Monday, June 15, 2015

Well, this has been anticlimactic

Just as I embarked on my third draft journey, I received the feedback from my writers’ group that I had so craved. While it has been overwhelmingly positive, the things that got picked on surprised me, and to my surprise, stung me quite a bit. I don’t want to go into them at this point, since I haven’t even mustered the courage to finish reading all of it. I know that intentions matter little when writing inclusive fiction—just because you don’t realize you’re furthering a negative stereotype or trope doesn’t mean you shouldn’t correct it when it happens. Still. I feel a little picked on, which I know is something I need to get past.

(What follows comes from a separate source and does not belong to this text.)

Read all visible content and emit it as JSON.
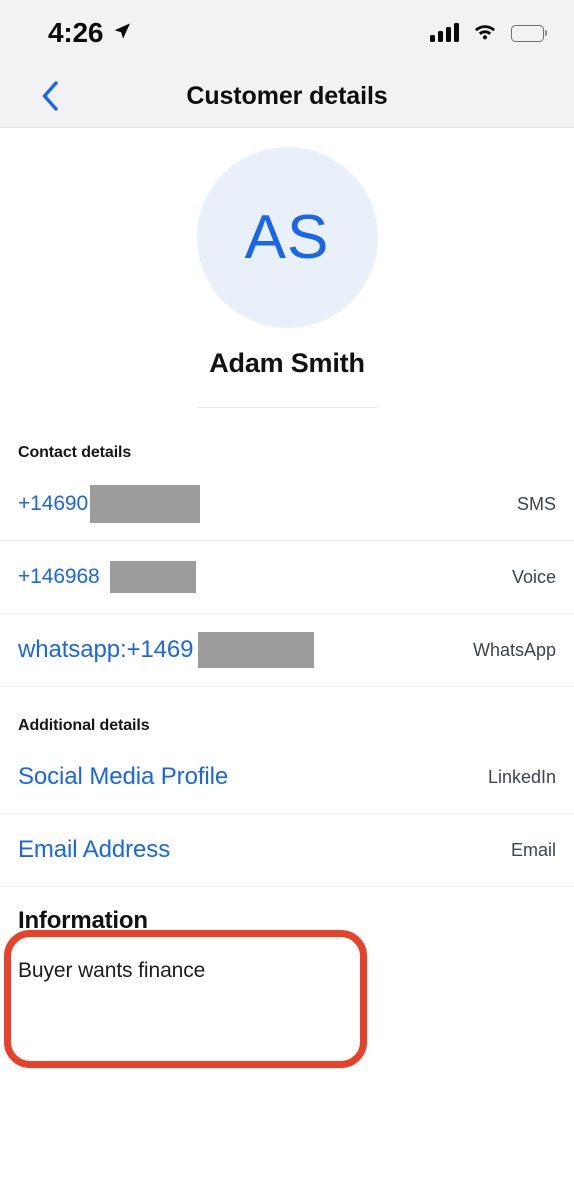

I found myself reacting to some of the feedback with, “But... I feel like that’s true to the genre,” which made me realize that I’m actually not all that well-versed in the hard-boiled detective genre (previously mis-identified [by me] as noir, which is a whoopsie made by the film industry, check it out if you’re interested) despite reading many contemporary examples of same. As they say, you can’t break the rules until you know them.

I picked up a couple of academic-style books about the Hardboiled genre, Unless the Threat of Death is Behind Them by John T. Irwin and Hardboiled and High Heeled by Linda Mizejewski. So far, I’m about 82% of the way through UtToDiBT (that’s a fun acronym), and it’s really opened my eyes to what’s “important” about the genre. The tropes are fun, but they aren’t what makes it literary. It’s surprised me on many levels: one, how close I came to a lot of the marks without having been aware of them. Two, the fact that there are a lot of different ways to write correctly within this genre. Three, the best things about literature are present in the best Hardboiled and/or Noir novels.

Discovering this stuff has really raised the bar for me. I’m simultaneously invigorated and goddamned terrified. I have seriously considered straight giving up. I have reminded my writers’ group that wunderkinds are bullshit, but it seems like the inventers of the genre all wrote literary-level novels on their very first try. I have a hard time imagining juggling all those balls, to be totally honest. But, if I think through the process, I have realize that either, they actually got very lucky without realizing it (which actually is a thing that happens), or they had this in mind as they wrote, and possibly shoehorned some things in which might have felt very unnatural to them at the time in order to get that level of literary value. Dashiell Hammett may have had a notecard that said: “Theme: contrast the repetitive with the extraordinary with the singular” and then another notecard that said “parable: Flitcraft? Features: flying shrapnel, breaking machinery” and looked back at these notecards as he crafted the dialogue—certainly a final-draft problem. The Maltese Falcon didn’t spring forth from his forehead, fully formed. It was designed, and he took as much time writing it as it took to get it as close to right as he could. (And, to be fair, it wasn’t his first work in the genre.) Hammett, Chandler, Cain and other authors within the genre were all striving throughout their careers to master their craft—more than just telling stories, they were telling the Human Story, even if those who fancied themselves authorities in the world of literature considered detective novels to be pulp fiction.

Writing is a marathon, not a sprint.

I was reading UtToDiBT earlier and was suddenly overcome with the urge to fill out some notecards before I forgot all the brilliant things that had just occurred to me. So, instead of being OCD and forcing myself to keep reading, I went and got my notecards. I filled out six notecards with two character’s starting and ending points and the events that trigger the changes. I am happy that I did this. Now I’m done and am going to go back to reading. I’ll notecard again if the mood strikes me. If not, I’ll roll right into HaHH. After that, I’m going to be reading at least The Maltese Falcon by Dashiell Hammett and The Big Sleep by Raymond Chandler. And then I’ll feel at least a little more secure in asserting that something that may be considered a “bad” thing to do falls within my genre.

I may even feel empowered to do it differently.


Becky Munyon said...

What many writers don't always realize (myself included), is that writing involves more than the joy of putting words on the page. It involves reading of both fiction and nonfiction, research, tears, outlining, tears, giving up, and even failed attempts. Some people don't always have the energy to move forward once they do realize this. You've clearly realized it, and are diving right in. Don't forget to stop and give yourself a little pat on the back.

Elly Conley said...


Thanks, Becky. I've definitely been trying. It's such a roller coaster over here!